Travellers caused damage in Northampton this week, claims residents’ group

The former First Bus depot in St James was the site of a traveller emcampment on Tuesday.

The former First Bus depot in St James was the site of a traveller emcampment on Tuesday.

Calls have been made to speed up development of a disused bus depot in Northampton after a group of travellers allegedly caused damage there this week.

The former First Bus depot in St James was bought by Church’s Shoes in 2013 as part of its bid to expand its factory and create a further 150 jobs.

St James Residents' Association says something needs to be done to stop the former depot from being vandalised again.

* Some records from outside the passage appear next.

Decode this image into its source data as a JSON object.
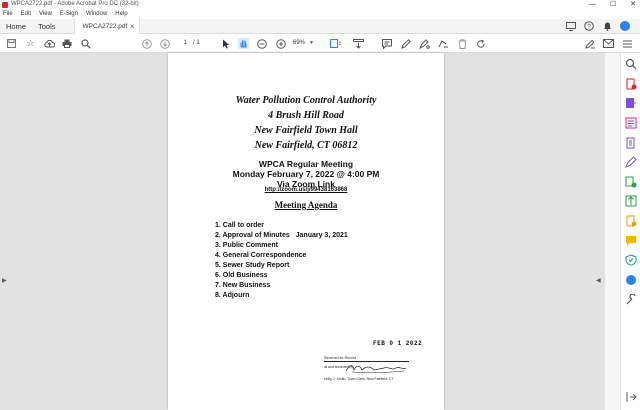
{
  "window": {
    "title": "WPCA2722.pdf - Adobe Acrobat Pro DC (32-bit)",
    "controls": [
      "—",
      "☐",
      "✕"
    ]
  },
  "menu": [
    "File",
    "Edit",
    "View",
    "E-Sign",
    "Window",
    "Help"
  ],
  "tabs": {
    "home": "Home",
    "tools": "Tools",
    "document": "WPCA2722.pdf"
  },
  "toolbar": {
    "page_current": "1",
    "page_total": "/ 1",
    "zoom": "69%"
  },
  "document": {
    "header": [
      "Water Pollution Control Authority",
      "4 Brush Hill Road",
      "New Fairfield Town Hall",
      "New Fairfield, CT 06812"
    ],
    "meeting": {
      "title": "WPCA Regular Meeting",
      "date": "Monday February 7, 2022 @ 4:00 PM",
      "via": "Via Zoom Link",
      "link": "http://zoom.us/j/99438163868"
    },
    "agenda_title": "Meeting Agenda",
    "agenda_items": [
      "1. Call to order",
      "2. Approval of Minutes   January 3, 2021",
      "3. Public Comment",
      "4. General Correspondence",
      "5. Sewer Study Report",
      "6. Old Business",
      "7. New Business",
      "8. Adjourn"
    ],
    "stamp": "FEB 0 1 2022",
    "received": {
      "line1": "Received for Record",
      "line2": "at         and recorded by",
      "line3": "Holly J. Smith, Town Clerk, New Fairfield, CT"
    }
  },
  "colors": {
    "acrobat_red": "#d8262f",
    "accent_blue": "#2b82e8",
    "doc_bg": "#e2e2e2"
  }
}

St James Residents' Association says something needs to be done to stop the former depot from being vandalised again.

But the plans have halted over the past three years.

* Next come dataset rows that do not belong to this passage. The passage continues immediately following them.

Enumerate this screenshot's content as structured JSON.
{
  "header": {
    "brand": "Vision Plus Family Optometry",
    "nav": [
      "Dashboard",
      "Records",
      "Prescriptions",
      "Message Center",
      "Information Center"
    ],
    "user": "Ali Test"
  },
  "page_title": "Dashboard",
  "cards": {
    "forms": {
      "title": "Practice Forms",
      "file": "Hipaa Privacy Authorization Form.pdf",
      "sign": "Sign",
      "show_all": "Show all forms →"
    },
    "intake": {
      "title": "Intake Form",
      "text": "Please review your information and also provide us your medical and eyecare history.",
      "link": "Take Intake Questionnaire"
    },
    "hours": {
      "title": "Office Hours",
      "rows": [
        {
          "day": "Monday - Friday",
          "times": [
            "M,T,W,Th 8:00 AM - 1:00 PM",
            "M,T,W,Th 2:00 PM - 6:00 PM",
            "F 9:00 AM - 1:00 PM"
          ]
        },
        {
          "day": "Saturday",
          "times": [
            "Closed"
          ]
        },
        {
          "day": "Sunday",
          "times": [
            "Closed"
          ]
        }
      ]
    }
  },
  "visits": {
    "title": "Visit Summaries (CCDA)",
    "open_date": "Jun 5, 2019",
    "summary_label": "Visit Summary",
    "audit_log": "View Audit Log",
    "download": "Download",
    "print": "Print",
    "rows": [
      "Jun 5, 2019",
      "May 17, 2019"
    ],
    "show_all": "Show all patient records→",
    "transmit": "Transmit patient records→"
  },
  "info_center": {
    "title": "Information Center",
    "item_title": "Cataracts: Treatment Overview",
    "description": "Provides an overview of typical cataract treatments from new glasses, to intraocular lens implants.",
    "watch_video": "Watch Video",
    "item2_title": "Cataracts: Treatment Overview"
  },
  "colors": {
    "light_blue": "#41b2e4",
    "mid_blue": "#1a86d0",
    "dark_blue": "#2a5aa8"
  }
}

On Tuesday, a group of 14 traveller caravans pitched up there, leading to reports of criminal damage to the distinctive Corporation Transport office block.

Plants were removed from a set of flowerbeds in St James Square, at least one pub had to close early due to alleged rowdiness, and human excrement was found within the bus depot building according to eyewitnesses.

St James Residents’ Association (SJRA)is now calling for action to see the site developed.

SJRA Chairman Graham Croucher said: “The fact that the depot has stood empty for over two years now, and no sign of any redevelopment work in the offing, is also of great concern to us and this situation will only encourage similar attacks as this unique building falls into disrepair.”

The residents’ association says the fact the traveller encampment managed to gain access to the site is a “major concern.”

A statement from the chairman claims it has tried to contact Church’s about the building, but received no reply.

Church’s has also been contacted for comment by the Chronicle & Echo.

The residents’ association mounted a campaign to protect the building in 2013 and was initially glad to see it bought by Church’s.

Mr Croucher added: “We fought hard to preserve this historic building for future generations and we now fear for its future.

“We call on Church’s to make a statement on the buildings future and inform residents of a start date for redevelopment, and to take steps to secure it from future attacks of vandalism and criminal damage.”

When Church’s first announced its intentions to take over the site there had been fears over the power supply to that part of town.

Mr Croucher said the resident’s association now fears the bus depot development could be linked to the success of a proposed power plant plan on the nearby Westbridge depot - which has been the source of several protests.

He said: “We hope that a start date for work to commence is not dependent on planning permission being granted for the proposed waste to power plant as has been suggested.

“As for the travellers, we call on the local authority and police to act in a much quicker fashion in future.”